Citation: Peng G, Tang Y, Cowan TM, Zhao H and Scharfe C (2021) Timing of Newborn Blood Collection Alters Metabolic Disease Screening Performance. Front. Pediatr. 8:623184. doi: 10.3389/fped.2020.623184

Received: 29 October 2020; Accepted: 22 December 2020;
Published: 20 January 2021.

Edited by:

Mohamed A. Elmonem, Cairo University, Egypt

Reviewed by:

Jennifer Sloan, National Human Genome Research Institute (NHGRI), United States
Julien H. Park, University of Münster, Germany

Copyright © 2021 Peng, Tang, Cowan, Zhao and Scharfe. This is an open-access article distributed under the terms of the Creative Commons Attribution License (CC BY). The use, distribution or reproduction in other forums is permitted, provided the original author(s) and the copyright owner(s) are credited and that the original publication in this journal is cited, in accordance with accepted academic practice.
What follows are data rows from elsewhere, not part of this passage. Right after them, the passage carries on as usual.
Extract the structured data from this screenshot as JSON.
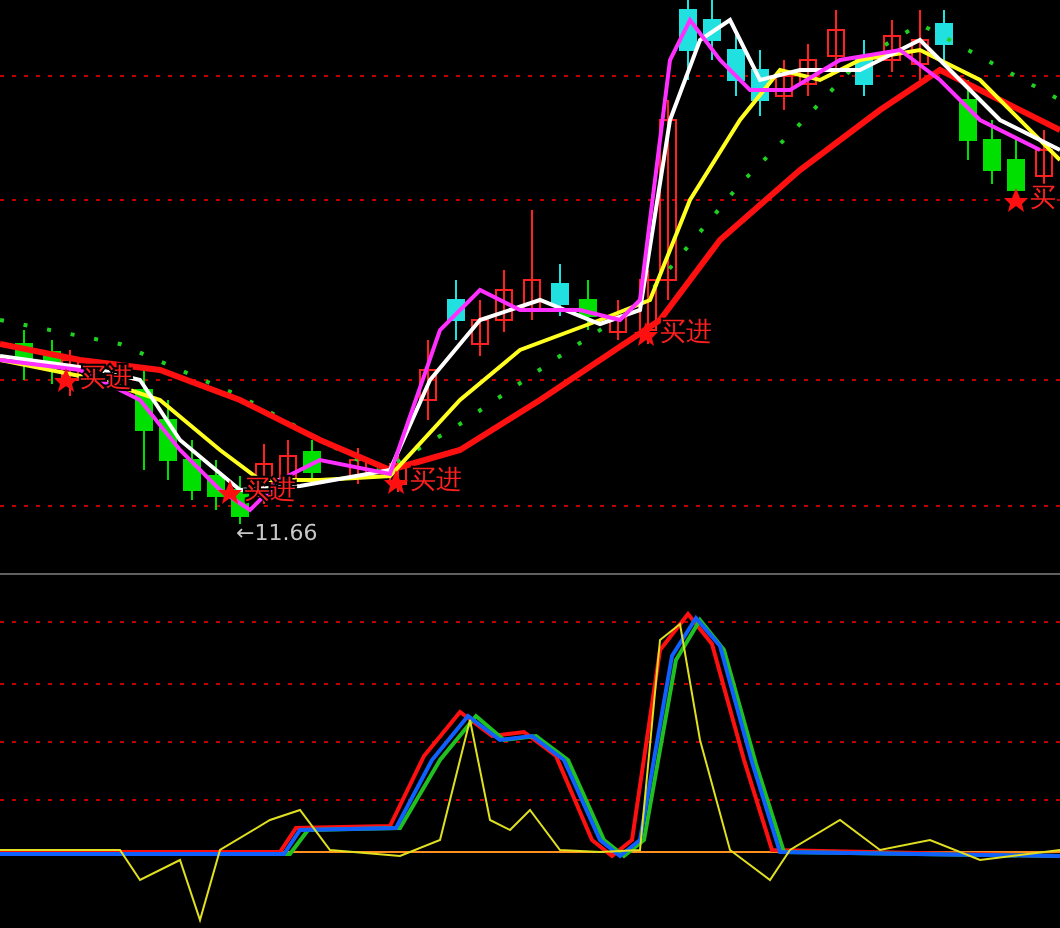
{
  "price_panel": {
    "signals": [
      {
        "label": "买进"
      },
      {
        "label": "买进"
      },
      {
        "label": "买进"
      },
      {
        "label": "买进"
      },
      {
        "label": "买"
      }
    ],
    "low_marker": {
      "label": "←11.66"
    }
  }
}
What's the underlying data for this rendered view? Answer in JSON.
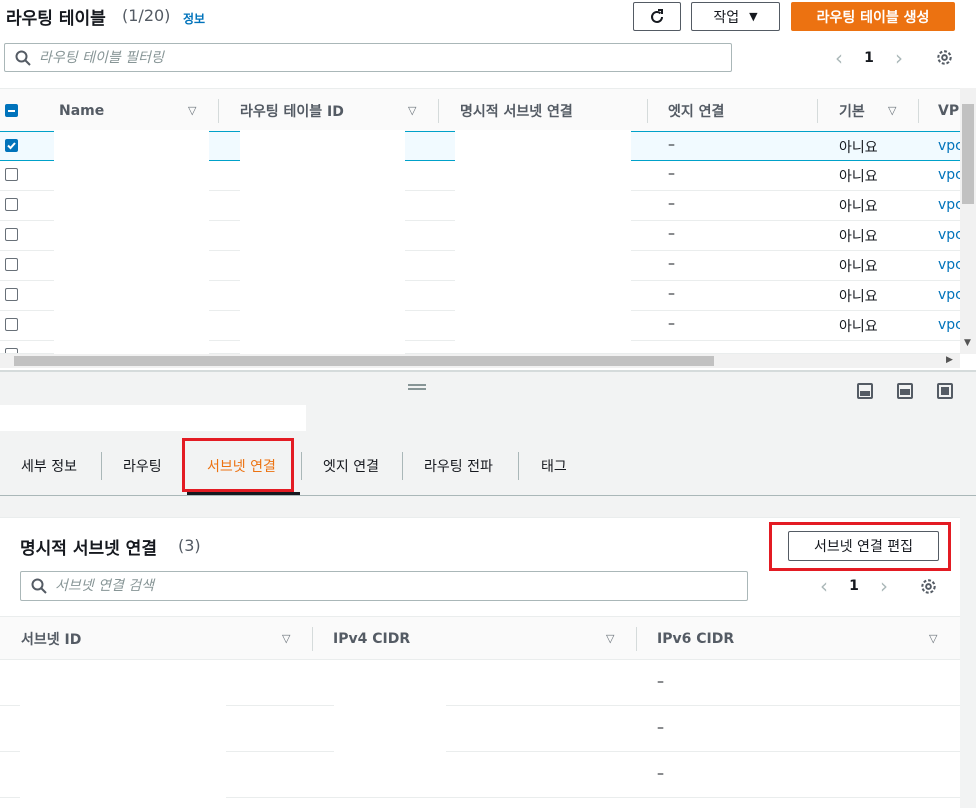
{
  "header": {
    "title": "라우팅 테이블",
    "count": "(1/20)",
    "info": "정보",
    "refresh_icon": "refresh-icon",
    "actions_label": "작업",
    "create_label": "라우팅 테이블 생성",
    "accent_color": "#ec7211"
  },
  "filter": {
    "placeholder": "라우팅 테이블 필터링"
  },
  "pagination": {
    "page": "1"
  },
  "table": {
    "columns": [
      "Name",
      "라우팅 테이블 ID",
      "명시적 서브넷 연결",
      "엣지 연결",
      "기본",
      "VP"
    ],
    "rows": [
      {
        "selected": true,
        "edge": "–",
        "main": "",
        "vpc": "vpc"
      },
      {
        "selected": false,
        "edge": "–",
        "main": "아니요",
        "vpc": "vpc"
      },
      {
        "selected": false,
        "edge": "–",
        "main": "아니요",
        "vpc": "vpc"
      },
      {
        "selected": false,
        "edge": "–",
        "main": "아니요",
        "vpc": "vpc"
      },
      {
        "selected": false,
        "edge": "–",
        "main": "아니요",
        "vpc": "vpc"
      },
      {
        "selected": false,
        "edge": "–",
        "main": "아니요",
        "vpc": "vpc"
      },
      {
        "selected": false,
        "edge": "–",
        "main": "아니요",
        "vpc": "vpc"
      }
    ],
    "first_row_main": "아니요"
  },
  "details": {
    "tabs": [
      "세부 정보",
      "라우팅",
      "서브넷 연결",
      "엣지 연결",
      "라우팅 전파",
      "태그"
    ],
    "active_tab": "서브넷 연결",
    "section_title": "명시적 서브넷 연결",
    "section_count": "(3)",
    "edit_label": "서브넷 연결 편집",
    "search_placeholder": "서브넷 연결 검색",
    "page": "1",
    "columns": [
      "서브넷 ID",
      "IPv4 CIDR",
      "IPv6 CIDR"
    ],
    "rows": [
      {
        "ipv6": "–"
      },
      {
        "ipv6": "–"
      },
      {
        "ipv6": "–"
      }
    ]
  }
}
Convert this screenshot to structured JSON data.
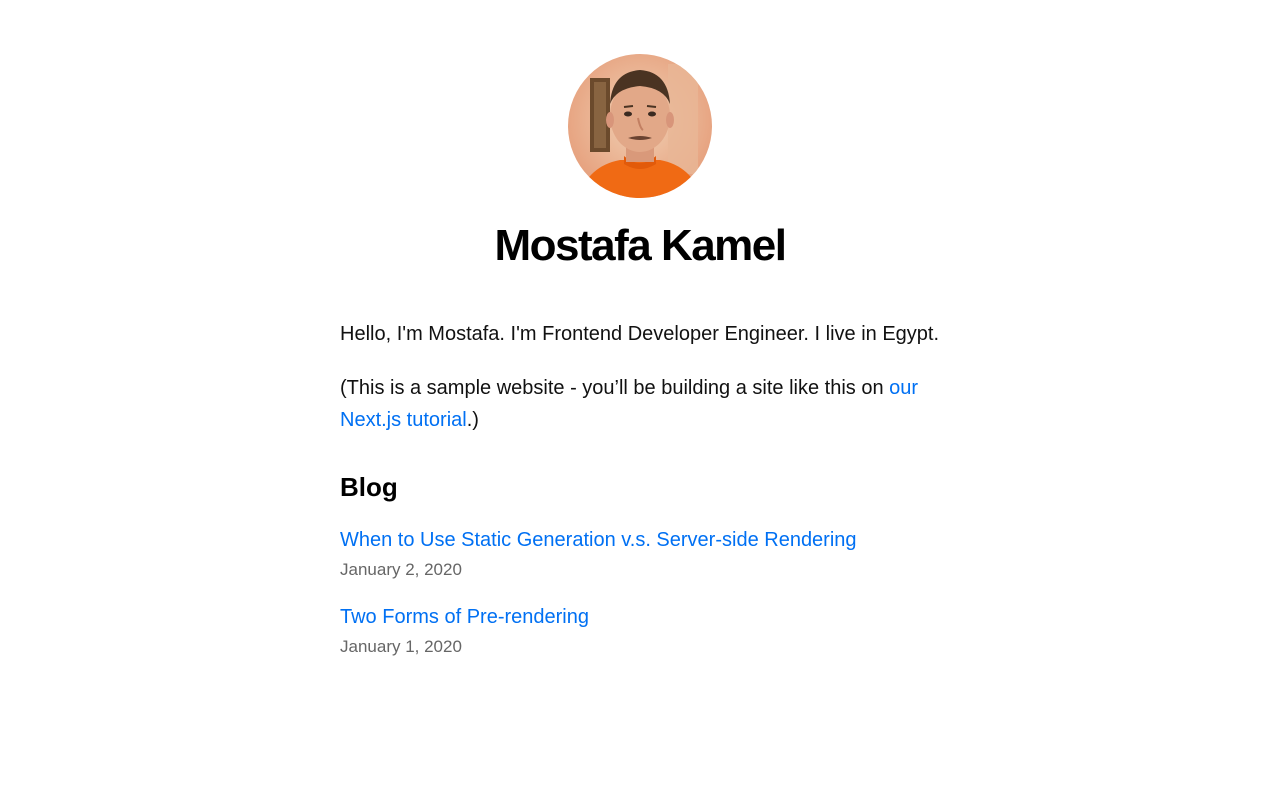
{
  "profile": {
    "name": "Mostafa Kamel",
    "avatar_icon": "profile-photo"
  },
  "intro": {
    "bio": "Hello, I'm Mostafa. I'm Frontend Developer Engineer. I live in Egypt.",
    "sample_prefix": "(This is a sample website - you’ll be building a site like this on ",
    "tutorial_link": "our Next.js tutorial",
    "sample_suffix": ".)"
  },
  "blog": {
    "heading": "Blog",
    "posts": [
      {
        "title": "When to Use Static Generation v.s. Server-side Rendering",
        "date": "January 2, 2020"
      },
      {
        "title": "Two Forms of Pre-rendering",
        "date": "January 1, 2020"
      }
    ]
  },
  "colors": {
    "link": "#0070f3",
    "date": "#666666",
    "text": "#111111"
  }
}
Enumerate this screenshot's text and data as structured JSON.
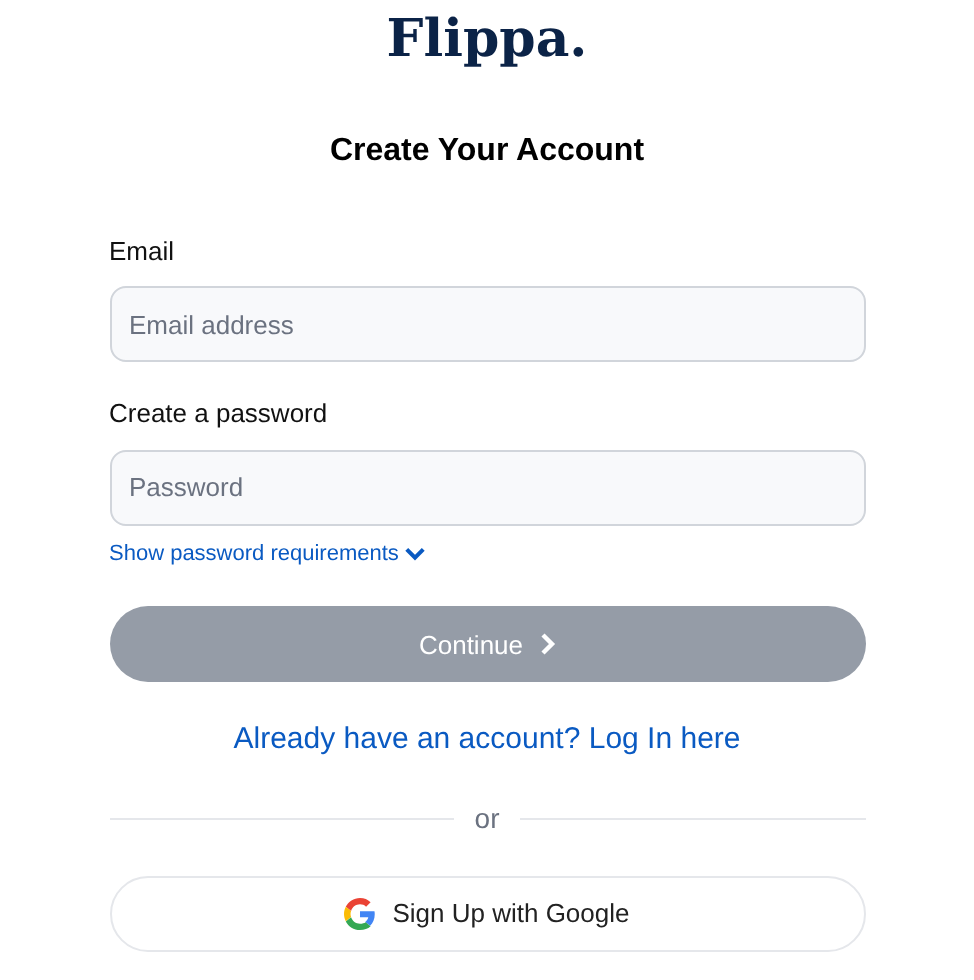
{
  "logo": "Flippa.",
  "title": "Create Your Account",
  "fields": [
    {
      "label": "Email",
      "placeholder": "Email address"
    },
    {
      "label": "Create a password",
      "placeholder": "Password"
    }
  ],
  "password_requirements": {
    "label": "Show password requirements",
    "expanded": false
  },
  "continue_button": {
    "label": "Continue",
    "disabled": true
  },
  "login_link": "Already have an account? Log In here",
  "divider": "or",
  "google_button": "Sign Up with Google"
}
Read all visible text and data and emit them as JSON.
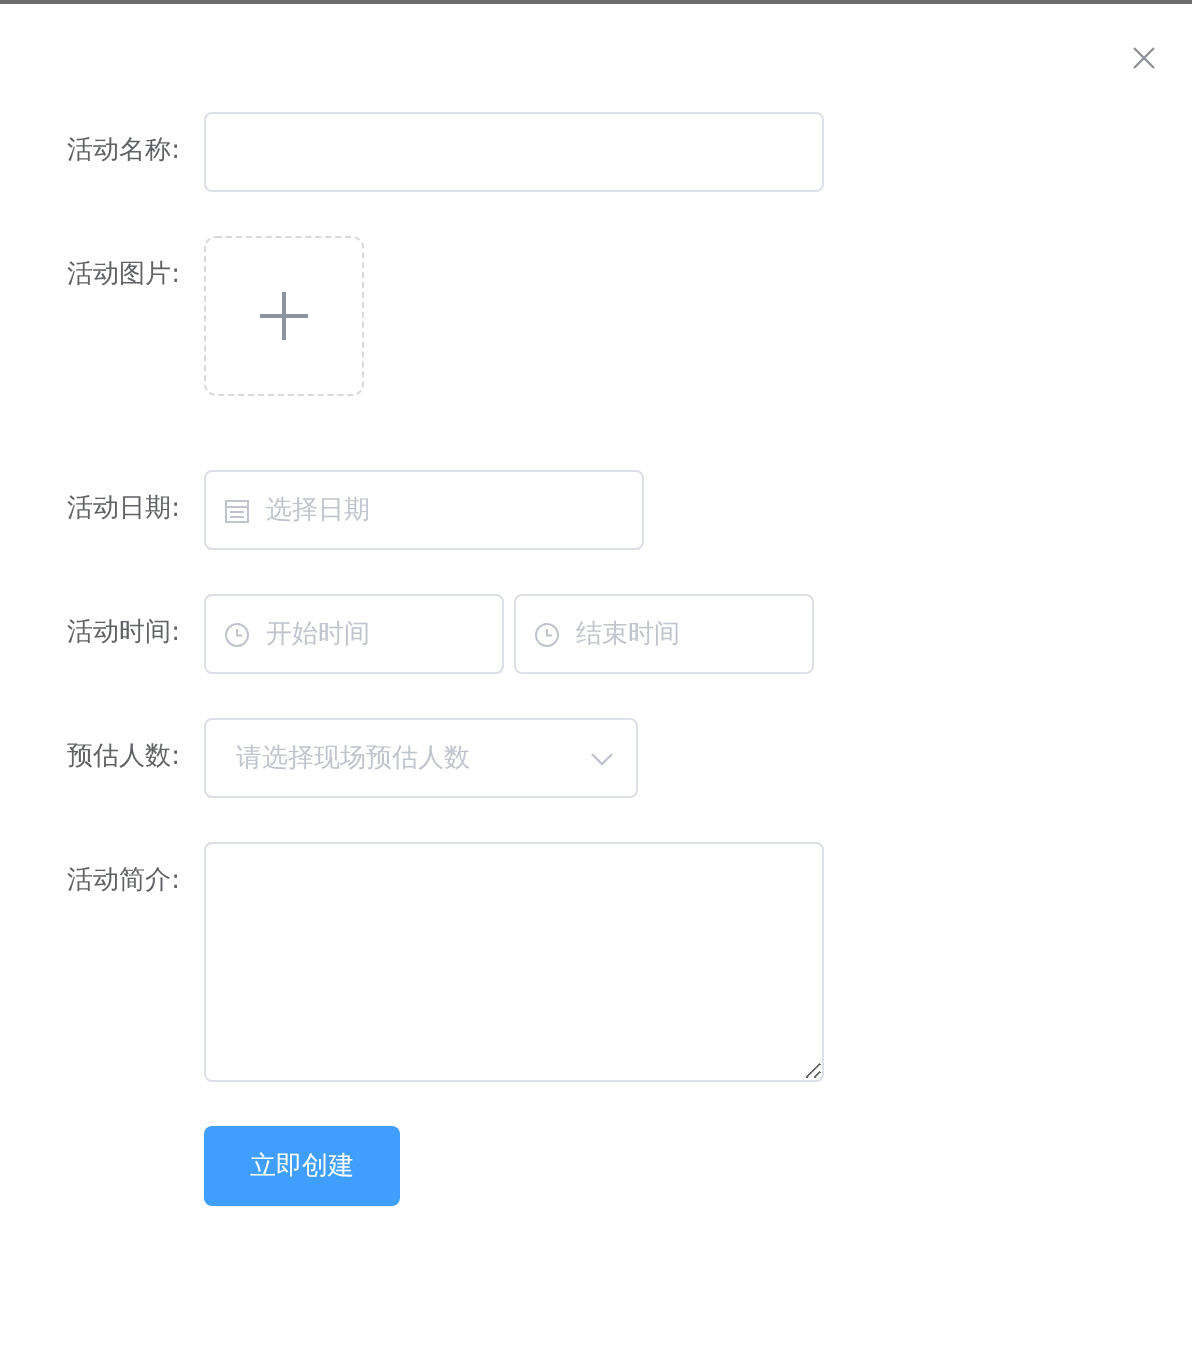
{
  "form": {
    "fields": [
      {
        "kind": "text",
        "label": "活动名称:"
      },
      {
        "kind": "upload",
        "label": "活动图片:"
      },
      {
        "kind": "date",
        "label": "活动日期:",
        "placeholder": "选择日期"
      },
      {
        "kind": "time-range",
        "label": "活动时间:",
        "placeholders": [
          "开始时间",
          "结束时间"
        ]
      },
      {
        "kind": "select",
        "label": "预估人数:",
        "placeholder": "请选择现场预估人数"
      },
      {
        "kind": "textarea",
        "label": "活动简介:"
      }
    ],
    "submit": "立即创建"
  }
}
No use, distribution or reproduction is permitted which does not comply with these terms.

*Correspondence: Curt Scharfe,